Coral Reef Early Warning System (CREWS) Network
Entry ID: CREWS-NOAA
Abstract: The CREWS program, as a part of NOAA's Coral Reef Watch and Coral Health And
Monitoring Programs (CHAMP), is designed to collect real time environmental
data from prime coral reef sites throughout the world, analyze patterns and
trends via expert systems (an artificial intelligence technology) and predict
the effects of environmental events on coral reefs such as bleaching, fish and
invertebrate ... spawning and migration. CIMAS researchers working in association
with the CREWS project at the Atlantic Oceanographic Meteorological Laboratory
(AOML) provide expertise to the CREWS knowledge engineer in the configuring of
expert systems which have been designed to analyze the influence of tens of
thousands of permutations of meteorological and oceanographic parameters on the
reef environments. The data are collected at remote stations located in coral
reef areas such as St. Croix, U.S. Virgin Islands and Lee Stocking Island,
Bahamas. These on-site stations record environmental data encompassing but not
limited to atmospheric and sea temperatures, wind speeds and direction,
ultraviolet radiation at the surface and 1 meter depth, tides, salinity, and
barometric pressure. These data are relayed in near real-time hourly intervals
via a GOES satellite transmission and received in encoded format by NOAA's
National Environmental Satellite, Data, and Information Service (NESDIS).
NESDIS makes the recent data available through the Internet. An automated range
checking at AOML validates the received data and formats it for insertion into
the long-term database. The CREWS Integrated Monitoring Network Application
provides the architecture to receive data from multiple sources concurrently,
at the same time servicing query requests from Internet users and automated
computer programs that use the data to produce information synthesis products
(?alerts?) based on the knowledge gleaned from domain experts.
The end users (e.g., researchers, marine sanctuary managers, and the public)
receive high quality, reliable data on demand, advancing the understanding of
coral reefs and their environments.
ISO Topic Category
Berkelmans, R., J.C. Hendee, P.A. Marshall, P.V. Ridd, A.R. Orpin, and D.
Irvine. 2002. Automatic weather stations: Tools for managing and monitoring
potential impacts to coral reefs. Marine Technology Society Journal,
Hendee, J.C., and R. Berkelmans. 2003. Expert system generated coral bleaching
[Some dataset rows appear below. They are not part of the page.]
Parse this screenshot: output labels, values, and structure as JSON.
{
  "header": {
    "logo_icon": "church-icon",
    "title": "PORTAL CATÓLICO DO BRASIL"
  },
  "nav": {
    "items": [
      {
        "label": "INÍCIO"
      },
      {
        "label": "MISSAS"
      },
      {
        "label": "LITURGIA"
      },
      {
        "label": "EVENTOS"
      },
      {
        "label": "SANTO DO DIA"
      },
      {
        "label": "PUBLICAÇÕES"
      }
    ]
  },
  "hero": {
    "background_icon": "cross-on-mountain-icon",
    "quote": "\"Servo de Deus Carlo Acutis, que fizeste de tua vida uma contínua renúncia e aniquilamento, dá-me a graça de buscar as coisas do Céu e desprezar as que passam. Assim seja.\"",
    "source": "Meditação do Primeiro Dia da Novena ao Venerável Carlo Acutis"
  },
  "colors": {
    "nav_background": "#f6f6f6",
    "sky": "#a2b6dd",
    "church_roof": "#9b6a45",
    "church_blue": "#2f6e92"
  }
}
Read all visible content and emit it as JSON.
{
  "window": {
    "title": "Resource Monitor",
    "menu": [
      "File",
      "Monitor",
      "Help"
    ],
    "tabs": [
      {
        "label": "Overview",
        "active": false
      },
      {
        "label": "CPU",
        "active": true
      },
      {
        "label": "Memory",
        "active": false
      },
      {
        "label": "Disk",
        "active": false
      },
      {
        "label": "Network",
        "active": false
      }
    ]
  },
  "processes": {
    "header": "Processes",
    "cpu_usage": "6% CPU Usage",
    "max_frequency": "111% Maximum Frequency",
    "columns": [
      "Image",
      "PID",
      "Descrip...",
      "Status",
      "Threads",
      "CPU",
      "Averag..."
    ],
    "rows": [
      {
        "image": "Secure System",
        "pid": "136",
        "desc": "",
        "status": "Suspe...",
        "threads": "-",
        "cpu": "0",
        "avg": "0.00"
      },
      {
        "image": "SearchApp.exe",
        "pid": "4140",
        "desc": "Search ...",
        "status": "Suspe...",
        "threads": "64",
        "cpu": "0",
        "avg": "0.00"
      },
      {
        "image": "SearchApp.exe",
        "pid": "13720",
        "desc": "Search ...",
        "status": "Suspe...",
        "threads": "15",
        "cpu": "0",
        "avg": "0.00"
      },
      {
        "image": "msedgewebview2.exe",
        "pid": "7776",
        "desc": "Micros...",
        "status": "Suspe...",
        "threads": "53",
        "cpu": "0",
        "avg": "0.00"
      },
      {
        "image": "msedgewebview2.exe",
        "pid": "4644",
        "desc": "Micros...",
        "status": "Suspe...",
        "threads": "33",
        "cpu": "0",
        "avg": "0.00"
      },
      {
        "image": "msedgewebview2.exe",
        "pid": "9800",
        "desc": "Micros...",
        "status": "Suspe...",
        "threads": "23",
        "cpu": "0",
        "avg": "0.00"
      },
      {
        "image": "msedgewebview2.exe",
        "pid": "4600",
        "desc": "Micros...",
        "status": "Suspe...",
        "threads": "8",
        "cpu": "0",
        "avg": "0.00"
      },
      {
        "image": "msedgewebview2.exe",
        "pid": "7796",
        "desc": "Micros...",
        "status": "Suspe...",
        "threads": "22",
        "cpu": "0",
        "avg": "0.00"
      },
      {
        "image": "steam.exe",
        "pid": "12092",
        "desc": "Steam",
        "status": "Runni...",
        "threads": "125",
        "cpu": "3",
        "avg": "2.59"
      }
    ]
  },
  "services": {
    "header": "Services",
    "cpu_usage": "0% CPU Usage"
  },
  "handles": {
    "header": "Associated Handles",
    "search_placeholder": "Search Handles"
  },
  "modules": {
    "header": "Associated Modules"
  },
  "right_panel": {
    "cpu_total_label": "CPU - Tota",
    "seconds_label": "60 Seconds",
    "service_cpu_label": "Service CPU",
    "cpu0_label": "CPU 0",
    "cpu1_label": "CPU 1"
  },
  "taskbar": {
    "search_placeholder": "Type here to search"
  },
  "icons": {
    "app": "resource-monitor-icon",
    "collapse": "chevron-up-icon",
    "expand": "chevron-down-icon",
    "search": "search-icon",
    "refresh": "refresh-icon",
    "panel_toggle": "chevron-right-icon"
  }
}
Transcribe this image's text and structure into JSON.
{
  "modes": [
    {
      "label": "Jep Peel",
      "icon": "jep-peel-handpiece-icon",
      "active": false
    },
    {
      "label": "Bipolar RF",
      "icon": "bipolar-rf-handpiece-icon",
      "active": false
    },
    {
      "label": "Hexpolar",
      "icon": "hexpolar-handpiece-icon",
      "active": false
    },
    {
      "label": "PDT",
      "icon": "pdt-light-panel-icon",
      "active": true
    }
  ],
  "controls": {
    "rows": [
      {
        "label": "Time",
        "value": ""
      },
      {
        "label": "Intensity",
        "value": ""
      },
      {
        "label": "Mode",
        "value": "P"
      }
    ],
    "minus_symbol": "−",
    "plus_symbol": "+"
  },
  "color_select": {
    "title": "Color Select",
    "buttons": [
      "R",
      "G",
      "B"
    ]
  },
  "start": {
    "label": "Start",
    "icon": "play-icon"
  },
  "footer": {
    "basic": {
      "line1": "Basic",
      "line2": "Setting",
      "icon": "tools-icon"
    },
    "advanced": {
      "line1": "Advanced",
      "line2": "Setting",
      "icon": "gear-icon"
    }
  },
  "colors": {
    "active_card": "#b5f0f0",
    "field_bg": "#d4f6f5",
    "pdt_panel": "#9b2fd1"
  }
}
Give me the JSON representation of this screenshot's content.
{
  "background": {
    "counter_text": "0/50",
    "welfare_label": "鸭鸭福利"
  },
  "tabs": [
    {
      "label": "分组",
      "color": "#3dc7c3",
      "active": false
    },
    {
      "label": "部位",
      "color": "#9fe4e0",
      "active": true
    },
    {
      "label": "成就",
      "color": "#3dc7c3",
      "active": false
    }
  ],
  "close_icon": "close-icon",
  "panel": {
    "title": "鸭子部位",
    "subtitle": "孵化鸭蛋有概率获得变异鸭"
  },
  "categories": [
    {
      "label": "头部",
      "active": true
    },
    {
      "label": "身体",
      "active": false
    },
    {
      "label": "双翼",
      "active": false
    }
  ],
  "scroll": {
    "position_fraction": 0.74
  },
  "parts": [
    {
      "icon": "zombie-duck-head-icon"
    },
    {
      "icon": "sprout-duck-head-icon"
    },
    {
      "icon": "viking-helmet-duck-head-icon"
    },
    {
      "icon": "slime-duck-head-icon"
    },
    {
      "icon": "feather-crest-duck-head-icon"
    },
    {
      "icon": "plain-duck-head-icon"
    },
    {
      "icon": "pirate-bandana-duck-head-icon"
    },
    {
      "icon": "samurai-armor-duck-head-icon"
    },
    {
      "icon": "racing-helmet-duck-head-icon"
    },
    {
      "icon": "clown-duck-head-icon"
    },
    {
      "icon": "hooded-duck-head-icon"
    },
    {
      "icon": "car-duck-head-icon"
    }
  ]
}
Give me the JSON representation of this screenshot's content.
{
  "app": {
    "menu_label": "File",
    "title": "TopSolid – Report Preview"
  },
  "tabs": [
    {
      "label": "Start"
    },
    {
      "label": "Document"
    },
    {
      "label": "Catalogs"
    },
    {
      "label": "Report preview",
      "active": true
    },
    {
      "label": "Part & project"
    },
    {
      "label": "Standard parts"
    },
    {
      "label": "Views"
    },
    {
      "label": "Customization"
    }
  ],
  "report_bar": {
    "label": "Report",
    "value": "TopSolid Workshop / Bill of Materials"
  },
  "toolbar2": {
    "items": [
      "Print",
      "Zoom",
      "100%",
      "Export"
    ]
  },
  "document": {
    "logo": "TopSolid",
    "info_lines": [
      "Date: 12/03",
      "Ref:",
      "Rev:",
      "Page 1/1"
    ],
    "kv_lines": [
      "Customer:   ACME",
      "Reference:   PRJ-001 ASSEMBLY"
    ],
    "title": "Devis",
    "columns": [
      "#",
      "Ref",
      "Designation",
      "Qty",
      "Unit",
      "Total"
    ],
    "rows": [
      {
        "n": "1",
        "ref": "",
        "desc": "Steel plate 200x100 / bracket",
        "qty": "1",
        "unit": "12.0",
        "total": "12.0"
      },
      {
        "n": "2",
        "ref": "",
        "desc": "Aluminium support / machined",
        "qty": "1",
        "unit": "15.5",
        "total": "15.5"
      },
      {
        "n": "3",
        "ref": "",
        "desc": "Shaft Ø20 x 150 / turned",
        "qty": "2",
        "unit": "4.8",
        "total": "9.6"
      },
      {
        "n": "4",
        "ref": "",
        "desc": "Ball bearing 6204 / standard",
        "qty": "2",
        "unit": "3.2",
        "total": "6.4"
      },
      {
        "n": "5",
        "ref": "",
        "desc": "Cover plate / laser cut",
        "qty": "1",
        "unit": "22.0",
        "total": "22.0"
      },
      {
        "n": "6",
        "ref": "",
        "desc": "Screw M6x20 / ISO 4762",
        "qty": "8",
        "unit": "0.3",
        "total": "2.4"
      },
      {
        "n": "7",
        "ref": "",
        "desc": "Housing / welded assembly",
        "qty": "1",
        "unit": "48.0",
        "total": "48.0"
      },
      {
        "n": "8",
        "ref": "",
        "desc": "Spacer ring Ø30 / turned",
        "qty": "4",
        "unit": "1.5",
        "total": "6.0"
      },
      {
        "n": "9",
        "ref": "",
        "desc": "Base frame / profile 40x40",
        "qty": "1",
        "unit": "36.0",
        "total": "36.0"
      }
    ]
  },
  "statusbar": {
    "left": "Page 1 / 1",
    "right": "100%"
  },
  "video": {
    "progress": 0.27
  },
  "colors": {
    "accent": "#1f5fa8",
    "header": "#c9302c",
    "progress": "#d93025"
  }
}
alerts for Myrmidon and Agincourt reefs, Great Barrier Reef, Australia.
Proceedings, 9th International Coral Reef Symposium, Bali, Indonesia, October
23-27, 2000. Indonesian Institute of Sciences, 1099-1104.
Hendee, J.C., G. Liu, A. Strong, J. Sapper, D. Sasko, and C. Dahgren. 2002.
Near real-time validation of satellite sea surface temperature products at
Rainbow Gardens Reef, Lee Stocking Island, Bahamas. Proceedings, Seventh
International Conference on Remote Sensing for Marine and Coastal Environments,
Miami, FL, May 20-22, 2002. Veridian Systems Division, CD-ROM, 9 pp.
Hendee, J.C., E. Mueller, C. Humphrey, and T. Moore. 2001. A data-driven expert
system for producing coral bleaching alerts at Sombrero Reef in the Florida
Keys. Bulletin of Marine Science, 69(2):673-684.
Hendee, J.C. 1998. An expert system for marine environmental monitoring in the
Florida Keys National Marine Sanctuary and Florida Bay. Proceedings, 2nd
International Conference on the Coastal Environment, Cancun, Mexico, September
8-10, 1998. Computational Mechanics Publications/WIT Press, Southampton, 57-66.
Hendee, J.C. 2000. An environmental information synthesizer for expert systems:
A framework for use in near real-time detection of harmful algal blooms.
Proceedings, 17th International Conference of The Coastal Society: Coasts at
the Millennium, Portland, OR, July 9-12, 2000. The Coastal Society, 233-241.
Creation and Review Dates